[Data for review]
○ ○ ○ ○ ○

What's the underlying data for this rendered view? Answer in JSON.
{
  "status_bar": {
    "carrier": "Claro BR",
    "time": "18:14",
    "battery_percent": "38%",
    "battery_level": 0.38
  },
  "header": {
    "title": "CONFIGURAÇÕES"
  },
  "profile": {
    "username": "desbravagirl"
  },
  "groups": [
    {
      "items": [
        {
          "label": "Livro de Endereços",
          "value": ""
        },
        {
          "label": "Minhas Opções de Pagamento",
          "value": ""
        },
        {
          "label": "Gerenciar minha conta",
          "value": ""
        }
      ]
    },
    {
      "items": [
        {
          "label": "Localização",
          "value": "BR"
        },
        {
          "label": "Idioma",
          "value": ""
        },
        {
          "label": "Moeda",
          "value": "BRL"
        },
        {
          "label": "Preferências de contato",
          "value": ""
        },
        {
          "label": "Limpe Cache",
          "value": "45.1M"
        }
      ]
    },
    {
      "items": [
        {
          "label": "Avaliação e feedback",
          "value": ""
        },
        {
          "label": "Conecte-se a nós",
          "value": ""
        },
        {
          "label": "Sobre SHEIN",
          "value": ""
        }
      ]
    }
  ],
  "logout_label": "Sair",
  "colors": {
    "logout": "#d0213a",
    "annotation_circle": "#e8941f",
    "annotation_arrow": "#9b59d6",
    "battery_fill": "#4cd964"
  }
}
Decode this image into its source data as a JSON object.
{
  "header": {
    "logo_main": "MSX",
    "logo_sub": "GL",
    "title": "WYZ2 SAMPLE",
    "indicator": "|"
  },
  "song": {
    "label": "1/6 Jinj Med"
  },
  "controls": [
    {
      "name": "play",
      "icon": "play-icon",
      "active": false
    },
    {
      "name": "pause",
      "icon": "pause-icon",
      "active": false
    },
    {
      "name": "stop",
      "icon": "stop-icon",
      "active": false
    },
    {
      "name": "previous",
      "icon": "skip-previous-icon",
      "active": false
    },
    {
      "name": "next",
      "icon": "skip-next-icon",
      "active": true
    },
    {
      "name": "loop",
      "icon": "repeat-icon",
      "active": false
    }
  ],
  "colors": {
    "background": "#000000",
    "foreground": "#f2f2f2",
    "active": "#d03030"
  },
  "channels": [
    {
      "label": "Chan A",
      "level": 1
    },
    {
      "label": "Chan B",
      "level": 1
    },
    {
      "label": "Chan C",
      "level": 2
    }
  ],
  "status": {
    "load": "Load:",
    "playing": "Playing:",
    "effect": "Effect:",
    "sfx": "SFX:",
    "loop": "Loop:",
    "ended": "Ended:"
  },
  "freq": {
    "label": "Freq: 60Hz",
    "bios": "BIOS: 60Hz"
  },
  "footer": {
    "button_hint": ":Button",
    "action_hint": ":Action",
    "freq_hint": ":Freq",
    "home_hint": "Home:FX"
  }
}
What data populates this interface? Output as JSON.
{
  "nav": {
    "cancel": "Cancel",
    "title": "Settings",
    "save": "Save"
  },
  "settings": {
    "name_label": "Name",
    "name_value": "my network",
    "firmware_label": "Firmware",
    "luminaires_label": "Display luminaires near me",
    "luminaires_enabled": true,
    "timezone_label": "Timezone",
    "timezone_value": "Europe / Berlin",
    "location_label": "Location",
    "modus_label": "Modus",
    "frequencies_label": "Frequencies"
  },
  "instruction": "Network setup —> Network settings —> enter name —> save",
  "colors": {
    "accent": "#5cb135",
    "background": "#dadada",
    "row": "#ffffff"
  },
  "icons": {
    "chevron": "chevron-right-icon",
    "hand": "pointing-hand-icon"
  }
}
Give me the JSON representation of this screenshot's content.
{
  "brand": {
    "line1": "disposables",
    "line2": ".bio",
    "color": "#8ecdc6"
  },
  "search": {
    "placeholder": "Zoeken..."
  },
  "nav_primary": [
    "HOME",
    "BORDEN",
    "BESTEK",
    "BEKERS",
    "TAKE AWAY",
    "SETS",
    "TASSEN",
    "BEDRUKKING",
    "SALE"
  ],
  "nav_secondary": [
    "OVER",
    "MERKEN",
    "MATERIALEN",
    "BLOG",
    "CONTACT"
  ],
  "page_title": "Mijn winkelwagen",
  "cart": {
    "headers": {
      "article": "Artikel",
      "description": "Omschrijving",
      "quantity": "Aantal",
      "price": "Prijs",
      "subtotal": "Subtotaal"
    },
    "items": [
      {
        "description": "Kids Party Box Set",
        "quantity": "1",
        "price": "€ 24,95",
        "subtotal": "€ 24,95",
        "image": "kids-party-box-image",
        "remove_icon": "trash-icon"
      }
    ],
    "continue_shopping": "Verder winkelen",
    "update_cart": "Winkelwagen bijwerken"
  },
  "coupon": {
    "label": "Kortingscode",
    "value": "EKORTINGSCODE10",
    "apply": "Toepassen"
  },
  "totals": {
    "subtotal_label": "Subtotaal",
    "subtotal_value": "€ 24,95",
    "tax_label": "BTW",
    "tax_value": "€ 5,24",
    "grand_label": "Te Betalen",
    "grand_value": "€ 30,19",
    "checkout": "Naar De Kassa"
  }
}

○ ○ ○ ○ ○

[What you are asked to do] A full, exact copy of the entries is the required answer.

[Expected answer]
What's the underlying data for this rendered view? Answer in JSON.
{
  "status_bar": {
    "carrier": "Claro BR",
    "time": "18:14",
    "battery_percent": "38%",
    "battery_level": 0.38
  },
  "header": {
    "title": "CONFIGURAÇÕES"
  },
  "profile": {
    "username": "desbravagirl"
  },
  "groups": [
    {
      "items": [
        {
          "label": "Livro de Endereços",
          "value": ""
        },
        {
          "label": "Minhas Opções de Pagamento",
          "value": ""
        },
        {
          "label": "Gerenciar minha conta",
          "value": ""
        }
      ]
    },
    {
      "items": [
        {
          "label": "Localização",
          "value": "BR"
        },
        {
          "label": "Idioma",
          "value": ""
        },
        {
          "label": "Moeda",
          "value": "BRL"
        },
        {
          "label": "Preferências de contato",
          "value": ""
        },
        {
          "label": "Limpe Cache",
          "value": "45.1M"
        }
      ]
    },
    {
      "items": [
        {
          "label": "Avaliação e feedback",
          "value": ""
        },
        {
          "label": "Conecte-se a nós",
          "value": ""
        },
        {
          "label": "Sobre SHEIN",
          "value": ""
        }
      ]
    }
  ],
  "logout_label": "Sair",
  "colors": {
    "logout": "#d0213a",
    "annotation_circle": "#e8941f",
    "annotation_arrow": "#9b59d6",
    "battery_fill": "#4cd964"
  }
}
Decode this image into its source data as a JSON object.
{
  "header": {
    "logo_main": "MSX",
    "logo_sub": "GL",
    "title": "WYZ2 SAMPLE",
    "indicator": "|"
  },
  "song": {
    "label": "1/6 Jinj Med"
  },
  "controls": [
    {
      "name": "play",
      "icon": "play-icon",
      "active": false
    },
    {
      "name": "pause",
      "icon": "pause-icon",
      "active": false
    },
    {
      "name": "stop",
      "icon": "stop-icon",
      "active": false
    },
    {
      "name": "previous",
      "icon": "skip-previous-icon",
      "active": false
    },
    {
      "name": "next",
      "icon": "skip-next-icon",
      "active": true
    },
    {
      "name": "loop",
      "icon": "repeat-icon",
      "active": false
    }
  ],
  "colors": {
    "background": "#000000",
    "foreground": "#f2f2f2",
    "active": "#d03030"
  },
  "channels": [
    {
      "label": "Chan A",
      "level": 1
    },
    {
      "label": "Chan B",
      "level": 1
    },
    {
      "label": "Chan C",
      "level": 2
    }
  ],
  "status": {
    "load": "Load:",
    "playing": "Playing:",
    "effect": "Effect:",
    "sfx": "SFX:",
    "loop": "Loop:",
    "ended": "Ended:"
  },
  "freq": {
    "label": "Freq: 60Hz",
    "bios": "BIOS: 60Hz"
  },
  "footer": {
    "button_hint": ":Button",
    "action_hint": ":Action",
    "freq_hint": ":Freq",
    "home_hint": "Home:FX"
  }
}
What data populates this interface? Output as JSON.
{
  "nav": {
    "cancel": "Cancel",
    "title": "Settings",
    "save": "Save"
  },
  "settings": {
    "name_label": "Name",
    "name_value": "my network",
    "firmware_label": "Firmware",
    "luminaires_label": "Display luminaires near me",
    "luminaires_enabled": true,
    "timezone_label": "Timezone",
    "timezone_value": "Europe / Berlin",
    "location_label": "Location",
    "modus_label": "Modus",
    "frequencies_label": "Frequencies"
  },
  "instruction": "Network setup —> Network settings —> enter name —> save",
  "colors": {
    "accent": "#5cb135",
    "background": "#dadada",
    "row": "#ffffff"
  },
  "icons": {
    "chevron": "chevron-right-icon",
    "hand": "pointing-hand-icon"
  }
}
Give me the JSON representation of this screenshot's content.
{
  "brand": {
    "line1": "disposables",
    "line2": ".bio",
    "color": "#8ecdc6"
  },
  "search": {
    "placeholder": "Zoeken..."
  },
  "nav_primary": [
    "HOME",
    "BORDEN",
    "BESTEK",
    "BEKERS",
    "TAKE AWAY",
    "SETS",
    "TASSEN",
    "BEDRUKKING",
    "SALE"
  ],
  "nav_secondary": [
    "OVER",
    "MERKEN",
    "MATERIALEN",
    "BLOG",
    "CONTACT"
  ],
  "page_title": "Mijn winkelwagen",
  "cart": {
    "headers": {
      "article": "Artikel",
      "description": "Omschrijving",
      "quantity": "Aantal",
      "price": "Prijs",
      "subtotal": "Subtotaal"
    },
    "items": [
      {
        "description": "Kids Party Box Set",
        "quantity": "1",
        "price": "€ 24,95",
        "subtotal": "€ 24,95",
        "image": "kids-party-box-image",
        "remove_icon": "trash-icon"
      }
    ],
    "continue_shopping": "Verder winkelen",
    "update_cart": "Winkelwagen bijwerken"
  },
  "coupon": {
    "label": "Kortingscode",
    "value": "EKORTINGSCODE10",
    "apply": "Toepassen"
  },
  "totals": {
    "subtotal_label": "Subtotaal",
    "subtotal_value": "€ 24,95",
    "tax_label": "BTW",
    "tax_value": "€ 5,24",
    "grand_label": "Te Betalen",
    "grand_value": "€ 30,19",
    "checkout": "Naar De Kassa"
  }
}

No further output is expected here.